“At the date of issue, RRBs have a nominal coupon rate plus a base value of the consumer price index. Thereafter, both the principal and the coupon are indexed according to the CPI. The effect is that both the principal and interest pay in constant dollars (as defined by CPI indexing), thus providing protection from future inflation. Because the inflation indexing of the capital results in deemed income from individual bonds with no cash immediately received, they should be held in tax sheltered accounts.”

You can buy the bonds directly, or you can buy an ETF that holds a portfolio of such bonds. iShares has one (XRB) as does BMO (ZBB) for Canadian bonds. The XRB chart, shown below, suggests that RRB’s broke out of a range in 2020, and have entered into another trading range.
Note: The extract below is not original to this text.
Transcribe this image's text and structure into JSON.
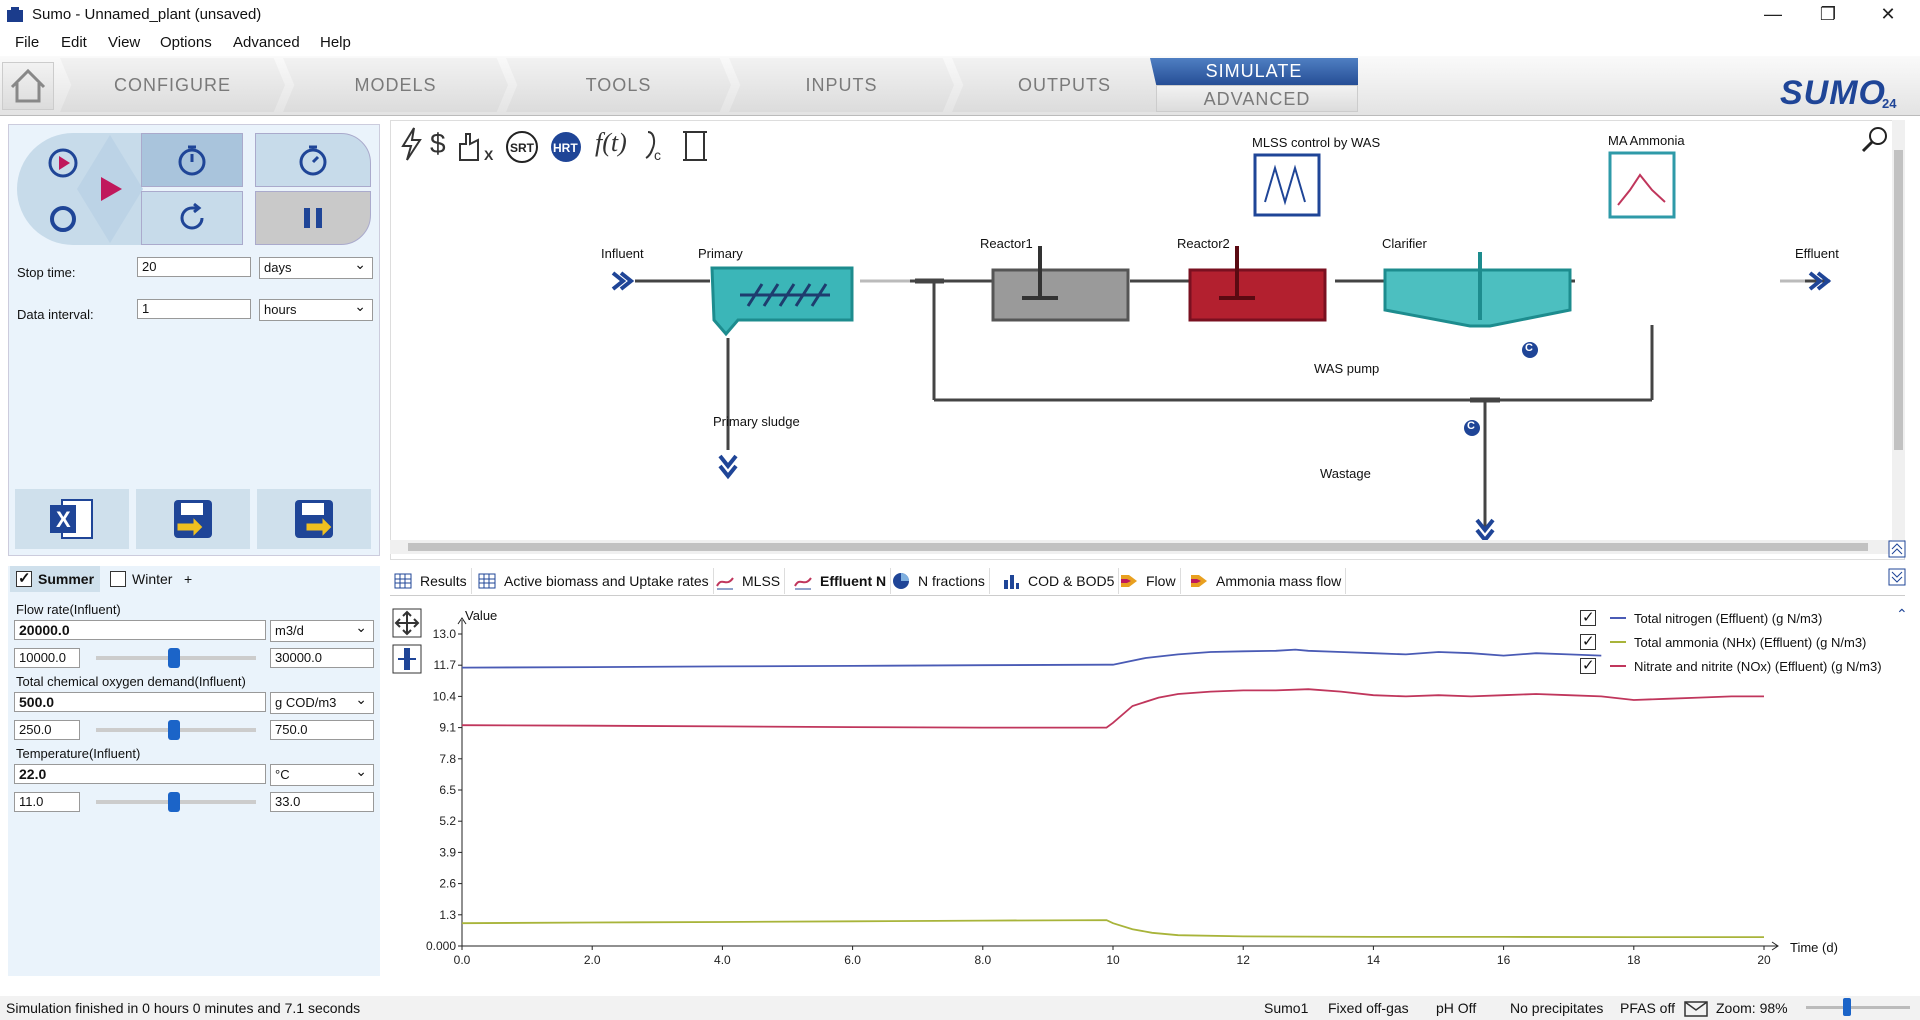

Current price is in the middle of the range, which isn’t a terrible place to buy. A breakout through $27 would be bullish. A pullback to $25 might represent a place to add to positions.  Obviously, the risk of these bonds lies in the potential for inflation to trend substantially lower over the time you hold them – a possibility if you believe in the integrity of  your local government’s inflation statements. You know where I stand on that.